A Hong Kong police recruit about to enter training next week has been arrested and sacked for allegedly joining anti-government protests and possessing weapons.
The 21-year-old constable was taken into custody on Thursday after officers found an extendable baton, four imitation firearms, two bottles of carbon dioxide gas and a tactical vest at his home in Kwun Tong. He was held on suspicion of possessing imitation firearms and offences against the Weapons Ordinance. No charges have been laid and he was granted bail, but fired from the force.
A police insider said the man applied to the force last June and signed a contract last month. He was supposed to join an orientation day at Police College on Thursday but was instead directed to police headquarters in Wan Chai, where he was arrested.
“The police recruitment division received reports saying the man had participated in different protests,” the source said. “The reports also attached pictures showing him holding extendable batons. He claimed that he joined the rally but denied taking part in any illegal activities. He also said the possession of the items was for collection purposes.”
The Post understood the informant was his friend who had also applied to the force last June but was not hired. By the end of last year, the force had 31,154 officers, up from 29,843 in 2017/2018. The force aimed to recruit 1,815 officers between April 2019 and this February. Although it received 10,846 applications, only 766 hires were made, compared with 1,341 in the previous financial year. Many hopefuls failed to meet entry requirements, while the force was also trying to ensure candidates had integrity and could manage their emotions, according to the Junior Police Officers’ Association.
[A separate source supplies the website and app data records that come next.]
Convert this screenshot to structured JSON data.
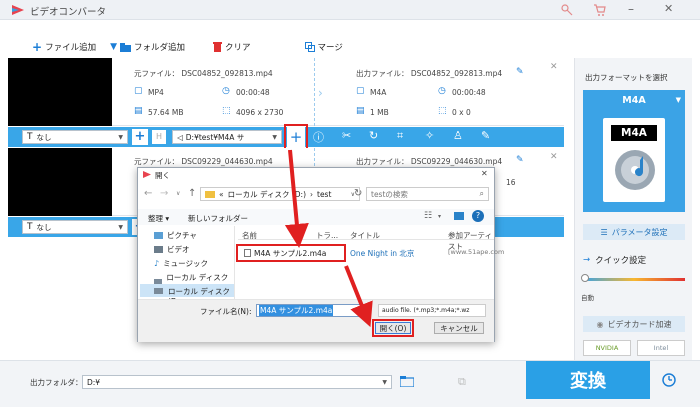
{
  "app": {
    "title": "ビデオコンバータ"
  },
  "toolbar": {
    "add_file": "ファイル追加",
    "add_folder": "フォルダ追加",
    "clear": "クリア",
    "merge": "マージ"
  },
  "file1": {
    "src_name": "元ファイル： DSC04852_092813.mp4",
    "src_format": "MP4",
    "src_duration": "00:00:48",
    "src_size": "57.64 MB",
    "src_res": "4096 x 2730",
    "out_name": "出力ファイル： DSC04852_092813.mp4",
    "out_format": "M4A",
    "out_duration": "00:00:48",
    "out_size": "1 MB",
    "out_res": "0 x 0"
  },
  "bar1": {
    "subtitle": "なし",
    "audio": "D:¥test¥M4A サ"
  },
  "file2": {
    "src_name": "元ファイル： DSC09229_044630.mp4",
    "out_name": "出力ファイル： DSC09229_044630.mp4",
    "out_res_partial": "16"
  },
  "bar2": {
    "subtitle": "なし"
  },
  "right": {
    "format_label": "出力フォーマットを選択",
    "format": "M4A",
    "badge": "M4A",
    "params": "パラメータ設定",
    "quick": "クイック設定",
    "auto": "自動",
    "gpu": "ビデオカード加速",
    "nvidia": "NVIDIA",
    "intel": "Intel"
  },
  "bottom": {
    "folder_label": "出力フォルダ：",
    "folder_value": "D:¥",
    "convert": "変換"
  },
  "dialog": {
    "title": "開く",
    "path_prefix": "«",
    "path": "ローカル ディスク (D:)",
    "path_sep": "›",
    "path_last": "test",
    "search_placeholder": "testの検索",
    "organize": "整理",
    "new_folder": "新しいフォルダー",
    "sidebar": [
      "ピクチャ",
      "ビデオ",
      "ミュージック",
      "ローカル ディスク (C",
      "ローカル ディスク (D"
    ],
    "columns": {
      "name": "名前",
      "track": "トラ...",
      "title": "タイトル",
      "artist": "参加アーティスト"
    },
    "file": {
      "name": "M4A サンプル2.m4a",
      "title": "One Night in 北京",
      "artist": "[www.51ape.com"
    },
    "filename_label": "ファイル名(N):",
    "filename_value": "M4A サンプル2.m4a",
    "filter": "audio file. (*.mp3;*.m4a;*.wz",
    "open": "開く(O)",
    "cancel": "キャンセル"
  }
}
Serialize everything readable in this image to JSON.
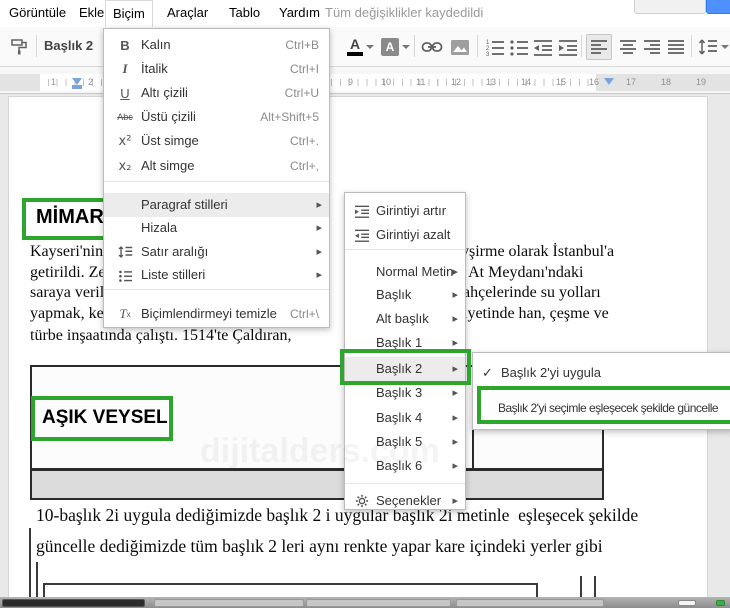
{
  "menu_bar": {
    "items": [
      {
        "label": "Görüntüle"
      },
      {
        "label": "Ekle"
      },
      {
        "label": "Biçim",
        "active": true
      },
      {
        "label": "Araçlar"
      },
      {
        "label": "Tablo"
      },
      {
        "label": "Yardım"
      }
    ],
    "status_text": "Tüm değişiklikler kaydedildi"
  },
  "toolbar": {
    "style_selector_value": "Başlık 2"
  },
  "ruler": {
    "numbers": [
      "1",
      "2",
      "9",
      "10",
      "11",
      "12",
      "13",
      "14",
      "15",
      "16",
      "17",
      "18",
      "19"
    ]
  },
  "format_menu": {
    "items": [
      {
        "label": "Kalın",
        "shortcut": "Ctrl+B"
      },
      {
        "label": "İtalik",
        "shortcut": "Ctrl+I"
      },
      {
        "label": "Altı çizili",
        "shortcut": "Ctrl+U"
      },
      {
        "label": "Üstü çizili",
        "shortcut": "Alt+Shift+5"
      },
      {
        "label": "Üst simge",
        "shortcut": "Ctrl+."
      },
      {
        "label": "Alt simge",
        "shortcut": "Ctrl+,"
      },
      {
        "label": "Paragraf stilleri",
        "shortcut": ""
      },
      {
        "label": "Hizala",
        "shortcut": ""
      },
      {
        "label": "Satır aralığı",
        "shortcut": ""
      },
      {
        "label": "Liste stilleri",
        "shortcut": ""
      },
      {
        "label": "Biçimlendirmeyi temizle",
        "shortcut": "Ctrl+\\"
      }
    ]
  },
  "paragraph_styles_menu": {
    "items": [
      {
        "label": "Girintiyi artır"
      },
      {
        "label": "Girintiyi azalt"
      },
      {
        "label": "Normal Metin"
      },
      {
        "label": "Başlık"
      },
      {
        "label": "Alt başlık"
      },
      {
        "label": "Başlık 1"
      },
      {
        "label": "Başlık 2"
      },
      {
        "label": "Başlık 3"
      },
      {
        "label": "Başlık 4"
      },
      {
        "label": "Başlık 5"
      },
      {
        "label": "Başlık 6"
      },
      {
        "label": "Seçenekler"
      }
    ]
  },
  "heading2_menu": {
    "apply_label": "Başlık 2'yi uygula",
    "apply_checked": "✓",
    "update_label": "Başlık 2'yi seçimle eşleşecek şekilde güncelle"
  },
  "document": {
    "heading_mimar": "MİMAR S",
    "body_left": [
      "Kayseri'nin",
      "getirildi. Zel",
      "saraya verile",
      "yapmak, ker"
    ],
    "body_right": [
      "vşirme olarak İstanbul'a",
      ", At Meydanı'ndaki",
      "ahçelerinde su yolları",
      "iyetinde han, çeşme ve"
    ],
    "body_line5": "türbe inşaatında çalıştı. 1514'te Çaldıran,",
    "table_heading": "AŞIK VEYSEL",
    "bottom_lines": [
      "10-başlık 2i uygula dediğimizde başlık 2 i uygular başlık 2i metinle  eşleşecek şekilde",
      "güncelle dediğimizde tüm başlık 2 leri aynı renkte yapar kare içindeki yerler gibi"
    ]
  },
  "watermark": "dijitalders.com",
  "colors": {
    "annotation_green": "#2ea52c",
    "accent_blue": "#4d90fe"
  }
}
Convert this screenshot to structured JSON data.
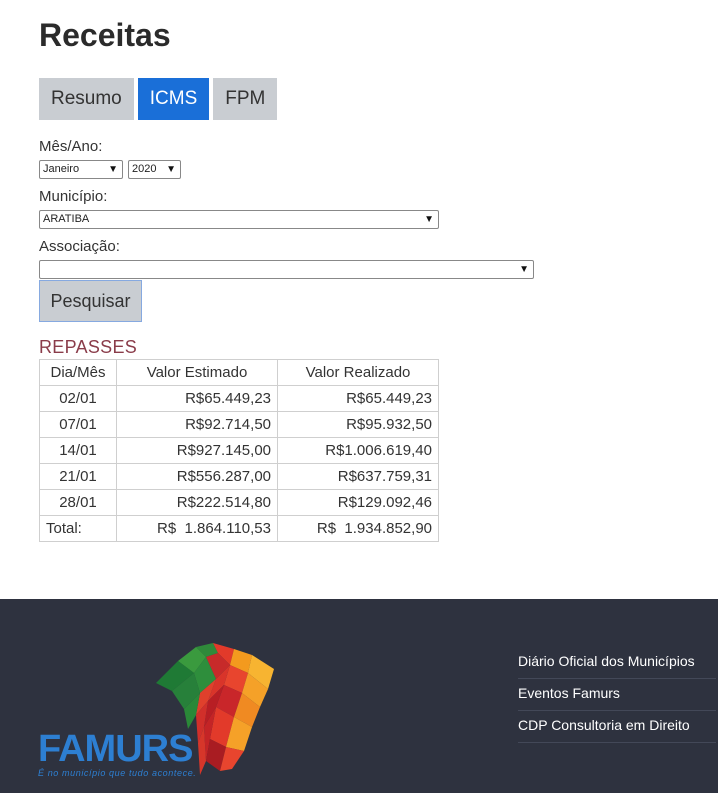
{
  "page": {
    "title": "Receitas"
  },
  "tabs": [
    {
      "label": "Resumo",
      "active": false
    },
    {
      "label": "ICMS",
      "active": true
    },
    {
      "label": "FPM",
      "active": false
    }
  ],
  "filters": {
    "mes_ano_label": "Mês/Ano:",
    "mes_value": "Janeiro",
    "ano_value": "2020",
    "municipio_label": "Município:",
    "municipio_value": "ARATIBA",
    "associacao_label": "Associação:",
    "associacao_value": "",
    "search_label": "Pesquisar"
  },
  "repasses": {
    "title": "REPASSES",
    "headers": [
      "Dia/Mês",
      "Valor Estimado",
      "Valor Realizado"
    ],
    "rows": [
      [
        "02/01",
        "R$65.449,23",
        "R$65.449,23"
      ],
      [
        "07/01",
        "R$92.714,50",
        "R$95.932,50"
      ],
      [
        "14/01",
        "R$927.145,00",
        "R$1.006.619,40"
      ],
      [
        "21/01",
        "R$556.287,00",
        "R$637.759,31"
      ],
      [
        "28/01",
        "R$222.514,80",
        "R$129.092,46"
      ]
    ],
    "total": {
      "label": "Total:",
      "estimado": "R$  1.864.110,53",
      "realizado": "R$  1.934.852,90"
    }
  },
  "footer": {
    "logo_text": "FAMURS",
    "logo_tagline": "É no município que tudo acontece.",
    "links": [
      "Diário Oficial dos Municípios",
      "Eventos Famurs",
      "CDP Consultoria em Direito"
    ]
  },
  "colors": {
    "accent": "#1a6fd8",
    "tab_inactive": "#c9cdd2",
    "section_title": "#8a3c4a",
    "footer_bg": "#2e323f",
    "logo_blue": "#2d7fd2"
  }
}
The force said earlier recruitment was difficult amid the social unrest, given many officers were doxxed. The online publishing of personal information could not only affect the individuals but their families as well. The force is seeking to add 1,620 constables and 225 probationary inspectors to the ranks this financial year to meet a higher demand for policing service, such as maintaining order at public events. The Security Bureau told lawmakers earlier this year the force had adopted a proactive recruitment strategy to attract high-calibre, competent candidates.